Volodya burst into sobs as soon as he came into the hall, and
flung himself on his mother's neck. The little girls, trembling,
wondered with terror what would happen next. They saw their
father take Volodya and Lentilov into his study, and there he
talked to them a long while.
"Is this a proper thing to do?" their father said to them. "I
only pray they won't hear of it at school, you would both be
expelled. You ought to be ashamed, Mr. Lentilov, really. It's
not at all the thing to do! You began it, and I hope you will be
punished by your parents. How could you? Where did you spend the
"At the station," Lentilov answered proudly.
Then Volodya went to bed, and had a compress, steeped in
vinegar, on his forehead.
A telegram was sent off, and next day a lady, Lentilov's mother,
made her appearance and bore off her son.
Lentilov looked morose and haughty to the end, and he did not
utter a single word at taking leave of the little girls.
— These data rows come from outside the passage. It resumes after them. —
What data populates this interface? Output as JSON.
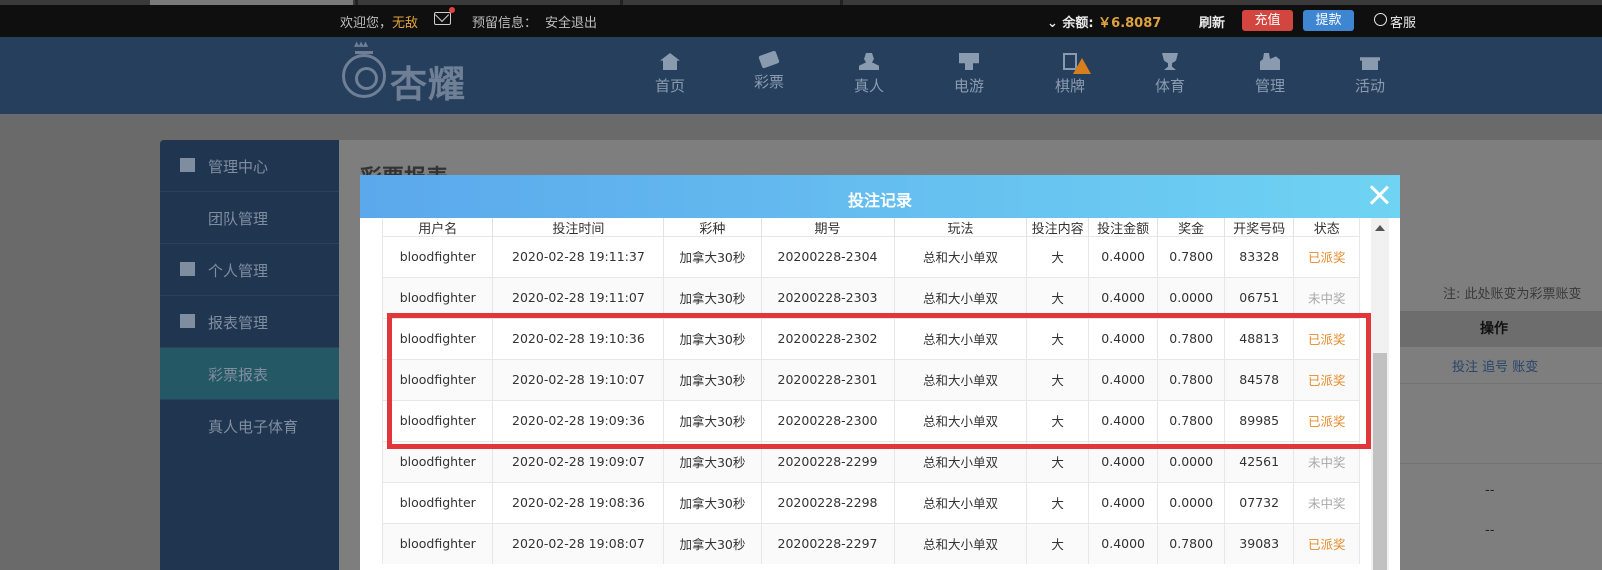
{
  "topbar": {
    "welcome_prefix": "欢迎您，",
    "username": "无敌",
    "reserve_label": "预留信息：",
    "logout": "安全退出",
    "balance_label": "余额:",
    "balance_amount": "￥6.8087",
    "refresh": "刷新",
    "recharge": "充值",
    "withdraw": "提款",
    "service": "客服"
  },
  "logo": {
    "text": "杏耀"
  },
  "nav": {
    "items": [
      {
        "label": "首页",
        "icon": "home-icon"
      },
      {
        "label": "彩票",
        "icon": "ticket-icon"
      },
      {
        "label": "真人",
        "icon": "person-icon"
      },
      {
        "label": "电游",
        "icon": "arcade-icon"
      },
      {
        "label": "棋牌",
        "icon": "card-icon"
      },
      {
        "label": "体育",
        "icon": "trophy-icon"
      },
      {
        "label": "管理",
        "icon": "group-icon"
      },
      {
        "label": "活动",
        "icon": "gift-icon"
      }
    ]
  },
  "sidebar": {
    "items": [
      {
        "label": "管理中心",
        "icon": "group-icon"
      },
      {
        "label": "团队管理"
      },
      {
        "label": "个人管理",
        "icon": "person-icon"
      },
      {
        "label": "报表管理",
        "icon": "clipboard-icon"
      },
      {
        "label": "彩票报表",
        "active": true
      },
      {
        "label": "真人电子体育"
      }
    ]
  },
  "main": {
    "title": "彩票报表",
    "note": "注: 此处账变为彩票账变",
    "operation_header": "操作",
    "row_links": "投注 追号 账变",
    "dash": "--"
  },
  "modal": {
    "title": "投注记录",
    "columns": [
      "用户名",
      "投注时间",
      "彩种",
      "期号",
      "玩法",
      "投注内容",
      "投注金额",
      "奖金",
      "开奖号码",
      "状态"
    ],
    "rows": [
      [
        "bloodfighter",
        "2020-02-28 19:11:37",
        "加拿大30秒",
        "20200228-2304",
        "总和大小单双",
        "大",
        "0.4000",
        "0.7800",
        "83328",
        "已派奖"
      ],
      [
        "bloodfighter",
        "2020-02-28 19:11:07",
        "加拿大30秒",
        "20200228-2303",
        "总和大小单双",
        "大",
        "0.4000",
        "0.0000",
        "06751",
        "未中奖"
      ],
      [
        "bloodfighter",
        "2020-02-28 19:10:36",
        "加拿大30秒",
        "20200228-2302",
        "总和大小单双",
        "大",
        "0.4000",
        "0.7800",
        "48813",
        "已派奖"
      ],
      [
        "bloodfighter",
        "2020-02-28 19:10:07",
        "加拿大30秒",
        "20200228-2301",
        "总和大小单双",
        "大",
        "0.4000",
        "0.7800",
        "84578",
        "已派奖"
      ],
      [
        "bloodfighter",
        "2020-02-28 19:09:36",
        "加拿大30秒",
        "20200228-2300",
        "总和大小单双",
        "大",
        "0.4000",
        "0.7800",
        "89985",
        "已派奖"
      ],
      [
        "bloodfighter",
        "2020-02-28 19:09:07",
        "加拿大30秒",
        "20200228-2299",
        "总和大小单双",
        "大",
        "0.4000",
        "0.0000",
        "42561",
        "未中奖"
      ],
      [
        "bloodfighter",
        "2020-02-28 19:08:36",
        "加拿大30秒",
        "20200228-2298",
        "总和大小单双",
        "大",
        "0.4000",
        "0.0000",
        "07732",
        "未中奖"
      ],
      [
        "bloodfighter",
        "2020-02-28 19:08:07",
        "加拿大30秒",
        "20200228-2297",
        "总和大小单双",
        "大",
        "0.4000",
        "0.7800",
        "39083",
        "已派奖"
      ]
    ]
  },
  "colors": {
    "paid": "#e58b2a",
    "unpaid": "#a8a8a8",
    "highlight": "#e2373a",
    "modal_header_start": "#5ba8ec",
    "modal_header_end": "#6fd3f3"
  }
}
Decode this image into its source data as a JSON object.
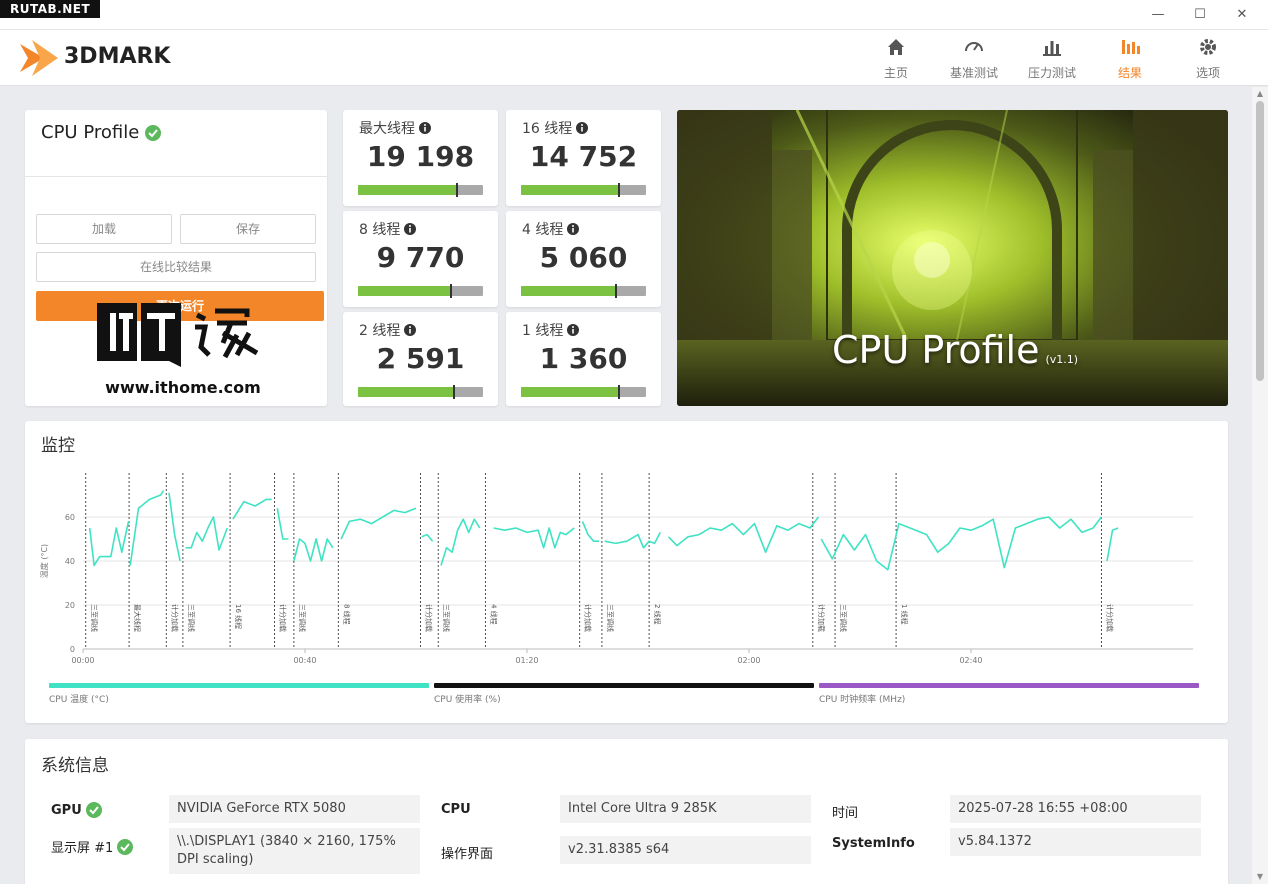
{
  "watermark": "RUTAB.NET",
  "window_controls": {
    "minimize": "—",
    "maximize": "☐",
    "close": "✕"
  },
  "app": {
    "brand": "3DMARK"
  },
  "nav": [
    {
      "label": "主页",
      "icon": "home-icon"
    },
    {
      "label": "基准测试",
      "icon": "gauge-icon"
    },
    {
      "label": "压力测试",
      "icon": "stress-bars-icon"
    },
    {
      "label": "结果",
      "icon": "results-bars-icon",
      "active": true
    },
    {
      "label": "选项",
      "icon": "gear-icon"
    }
  ],
  "accent_color": "#f4862a",
  "profile_panel": {
    "title": "CPU Profile",
    "load_button": "加载",
    "save_button": "保存",
    "compare_button": "在线比较结果",
    "run_again_button": "再次运行",
    "watermark_url": "www.ithome.com",
    "watermark_logo_text": "IT之家"
  },
  "scores": [
    {
      "label": "最大线程",
      "value": "19 198",
      "fill": 0.79,
      "marker": 0.79
    },
    {
      "label": "16 线程",
      "value": "14 752",
      "fill": 0.78,
      "marker": 0.78
    },
    {
      "label": "8 线程",
      "value": "9 770",
      "fill": 0.74,
      "marker": 0.74
    },
    {
      "label": "4 线程",
      "value": "5 060",
      "fill": 0.76,
      "marker": 0.76
    },
    {
      "label": "2 线程",
      "value": "2 591",
      "fill": 0.77,
      "marker": 0.77
    },
    {
      "label": "1 线程",
      "value": "1 360",
      "fill": 0.78,
      "marker": 0.78
    }
  ],
  "hero": {
    "title": "CPU Profile",
    "version": "(v1.1)"
  },
  "monitor": {
    "title": "监控",
    "legend": [
      {
        "label": "CPU 温度 (°C)",
        "color": "#3fe3c3"
      },
      {
        "label": "CPU 使用率 (%)",
        "color": "#111111"
      },
      {
        "label": "CPU 时钟频率 (MHz)",
        "color": "#9b59c6"
      }
    ]
  },
  "chart_data": {
    "type": "line",
    "ylabel": "温度 (°C)",
    "ylim": [
      0,
      80
    ],
    "yticks": [
      0,
      20,
      40,
      60
    ],
    "xticks": [
      "00:00",
      "00:40",
      "01:20",
      "02:00",
      "02:40"
    ],
    "xlim_seconds": [
      0,
      200
    ],
    "grid": true,
    "series": [
      {
        "name": "CPU 温度 (°C)",
        "color": "#3fe3c3",
        "segments": [
          {
            "t": [
              1.2,
              2,
              3,
              4,
              5,
              6,
              7,
              8.2
            ],
            "v": [
              55,
              38,
              42,
              42,
              42,
              55,
              44,
              58
            ]
          },
          {
            "t": [
              8.5,
              10,
              12,
              14,
              14.5
            ],
            "v": [
              38,
              64,
              68,
              70,
              72
            ]
          },
          {
            "t": [
              15.5,
              16.5,
              17.5
            ],
            "v": [
              71,
              52,
              40
            ]
          },
          {
            "t": [
              18.5,
              19.5,
              20.5,
              21.5,
              22.5,
              23.5,
              24.5,
              26
            ],
            "v": [
              46,
              46,
              53,
              49,
              55,
              60,
              45,
              55
            ]
          },
          {
            "t": [
              27,
              29,
              31,
              33,
              34
            ],
            "v": [
              59,
              67,
              65,
              68,
              68
            ]
          },
          {
            "t": [
              35,
              36,
              37
            ],
            "v": [
              64,
              50,
              50
            ]
          },
          {
            "t": [
              38,
              39,
              40,
              41,
              42,
              43,
              44,
              45
            ],
            "v": [
              40,
              50,
              48,
              40,
              50,
              40,
              50,
              46
            ]
          },
          {
            "t": [
              46.5,
              48,
              50,
              52,
              54,
              56,
              58,
              60
            ],
            "v": [
              50,
              58,
              59,
              57,
              60,
              63,
              62,
              64
            ]
          },
          {
            "t": [
              61,
              62,
              63
            ],
            "v": [
              51,
              52,
              49
            ]
          },
          {
            "t": [
              64.5,
              65.5,
              66.5,
              67.5,
              68.5,
              69.5,
              70.5,
              71.5
            ],
            "v": [
              38,
              46,
              44,
              54,
              59,
              53,
              59,
              55
            ]
          },
          {
            "t": [
              74,
              76,
              78,
              80,
              82,
              83,
              84,
              85,
              86,
              87,
              88.5
            ],
            "v": [
              55,
              54,
              55,
              53,
              54,
              46,
              55,
              46,
              53,
              52,
              55
            ]
          },
          {
            "t": [
              90,
              91,
              92,
              93
            ],
            "v": [
              58,
              52,
              49,
              49
            ]
          },
          {
            "t": [
              94,
              96,
              98,
              100,
              101,
              102,
              103,
              104
            ],
            "v": [
              49,
              48,
              49,
              52,
              46,
              49,
              48,
              53
            ]
          },
          {
            "t": [
              105.5,
              107,
              109,
              111,
              113,
              115,
              117,
              119,
              121,
              123,
              125,
              127,
              129,
              131,
              132.5
            ],
            "v": [
              51,
              47,
              51,
              52,
              55,
              54,
              57,
              52,
              57,
              44,
              56,
              54,
              57,
              55,
              60
            ]
          },
          {
            "t": [
              133,
              135,
              137,
              139,
              141,
              143,
              145,
              147,
              149,
              152,
              154,
              156,
              158,
              160,
              162,
              164,
              166,
              168,
              170,
              172,
              174,
              176,
              178,
              180,
              182,
              183.5
            ],
            "v": [
              50,
              41,
              52,
              45,
              52,
              40,
              36,
              57,
              55,
              52,
              44,
              48,
              55,
              54,
              56,
              59,
              37,
              55,
              57,
              59,
              60,
              55,
              59,
              53,
              55,
              60
            ]
          },
          {
            "t": [
              184.5,
              185.5,
              186.5
            ],
            "v": [
              40,
              54,
              55
            ]
          }
        ]
      }
    ],
    "annotations": [
      {
        "t": 0.5,
        "label": "三至调线"
      },
      {
        "t": 8.3,
        "label": "最大线程"
      },
      {
        "t": 15,
        "label": "计分加载"
      },
      {
        "t": 18,
        "label": "三至调线"
      },
      {
        "t": 26.5,
        "label": "16 线程"
      },
      {
        "t": 34.5,
        "label": "计分加载"
      },
      {
        "t": 38,
        "label": "三至调线"
      },
      {
        "t": 46,
        "label": "8 线程"
      },
      {
        "t": 60.8,
        "label": "计分加载"
      },
      {
        "t": 64,
        "label": "三至调线"
      },
      {
        "t": 72.5,
        "label": "4 线程"
      },
      {
        "t": 89.5,
        "label": "计分加载"
      },
      {
        "t": 93.5,
        "label": "三至调线"
      },
      {
        "t": 102,
        "label": "2 线程"
      },
      {
        "t": 131.5,
        "label": "计分加载"
      },
      {
        "t": 135.5,
        "label": "三至调线"
      },
      {
        "t": 146.5,
        "label": "1 线程"
      },
      {
        "t": 183.5,
        "label": "计分加载"
      }
    ]
  },
  "system_info": {
    "title": "系统信息",
    "rows": [
      {
        "label": "GPU",
        "value": "NVIDIA GeForce RTX 5080",
        "ok": true
      },
      {
        "label": "显示屏 #1",
        "value": "\\\\.\\DISPLAY1 (3840 × 2160, 175% DPI scaling)",
        "ok": true
      },
      {
        "label": "CPU",
        "value": "Intel Core Ultra 9 285K"
      },
      {
        "label": "操作界面",
        "value": "v2.31.8385 s64"
      },
      {
        "label": "时间",
        "value": "2025-07-28 16:55 +08:00"
      },
      {
        "label": "SystemInfo",
        "value": "v5.84.1372"
      }
    ]
  }
}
But he
took Katya's book and wrote in it as a souvenir: "Montehomo, the
Hawk's Claw, Chief of the Ever Victorious."
second class: a grammar-school boy in his second year would be
about ten years old
uniform: all students in Russia wore uniforms
snow mountain: a hill built of snow for the purpose of
Mayne Reid: Thomas Mayne Reid (1818-1883) wrote popular
adventure stories for boys, mostly about the American West
funk it: the American slang expression would be "chicken out"
(act in a cowardly manner)